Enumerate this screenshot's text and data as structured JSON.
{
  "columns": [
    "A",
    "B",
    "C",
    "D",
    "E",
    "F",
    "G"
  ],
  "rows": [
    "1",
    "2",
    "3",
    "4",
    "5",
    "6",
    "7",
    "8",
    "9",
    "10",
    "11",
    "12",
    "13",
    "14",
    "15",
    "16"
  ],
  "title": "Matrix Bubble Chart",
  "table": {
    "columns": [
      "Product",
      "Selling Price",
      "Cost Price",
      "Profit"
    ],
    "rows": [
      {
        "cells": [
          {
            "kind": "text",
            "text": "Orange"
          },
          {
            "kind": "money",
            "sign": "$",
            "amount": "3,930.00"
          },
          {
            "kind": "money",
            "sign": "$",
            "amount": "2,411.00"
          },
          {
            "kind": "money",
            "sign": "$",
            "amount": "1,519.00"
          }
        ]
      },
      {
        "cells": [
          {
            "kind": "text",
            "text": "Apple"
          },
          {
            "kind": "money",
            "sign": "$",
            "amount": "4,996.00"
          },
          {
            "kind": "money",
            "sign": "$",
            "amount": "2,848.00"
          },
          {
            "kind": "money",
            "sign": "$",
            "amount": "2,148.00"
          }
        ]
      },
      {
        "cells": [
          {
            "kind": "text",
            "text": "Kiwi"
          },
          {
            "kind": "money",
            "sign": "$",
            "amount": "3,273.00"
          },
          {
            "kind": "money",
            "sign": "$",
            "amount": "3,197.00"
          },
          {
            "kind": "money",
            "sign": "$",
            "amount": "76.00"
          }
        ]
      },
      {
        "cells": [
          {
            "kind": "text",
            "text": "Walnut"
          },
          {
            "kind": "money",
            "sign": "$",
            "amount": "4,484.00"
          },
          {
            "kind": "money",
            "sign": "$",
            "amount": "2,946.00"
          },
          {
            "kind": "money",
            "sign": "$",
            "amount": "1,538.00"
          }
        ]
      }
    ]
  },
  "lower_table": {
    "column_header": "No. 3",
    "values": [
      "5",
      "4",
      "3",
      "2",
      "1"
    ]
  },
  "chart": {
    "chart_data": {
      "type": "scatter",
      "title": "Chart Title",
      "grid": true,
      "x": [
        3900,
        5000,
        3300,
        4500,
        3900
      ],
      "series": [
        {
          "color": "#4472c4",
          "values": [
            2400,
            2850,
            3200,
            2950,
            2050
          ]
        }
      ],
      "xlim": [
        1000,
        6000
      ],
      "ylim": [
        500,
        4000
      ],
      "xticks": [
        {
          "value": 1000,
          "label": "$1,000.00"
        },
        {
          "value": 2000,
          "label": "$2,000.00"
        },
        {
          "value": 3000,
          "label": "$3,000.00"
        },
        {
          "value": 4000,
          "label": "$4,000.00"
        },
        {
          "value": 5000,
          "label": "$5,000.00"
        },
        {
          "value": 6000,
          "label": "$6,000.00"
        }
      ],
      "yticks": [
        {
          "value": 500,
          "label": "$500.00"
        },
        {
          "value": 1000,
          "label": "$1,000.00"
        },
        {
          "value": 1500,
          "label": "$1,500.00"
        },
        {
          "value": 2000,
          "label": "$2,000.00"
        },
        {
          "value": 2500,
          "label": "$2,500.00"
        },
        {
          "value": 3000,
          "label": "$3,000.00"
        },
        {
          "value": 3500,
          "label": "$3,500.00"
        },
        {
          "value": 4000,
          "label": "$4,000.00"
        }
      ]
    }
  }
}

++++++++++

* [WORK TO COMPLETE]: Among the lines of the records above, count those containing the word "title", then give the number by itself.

* [REPLY TO THE EXERCISE]: 2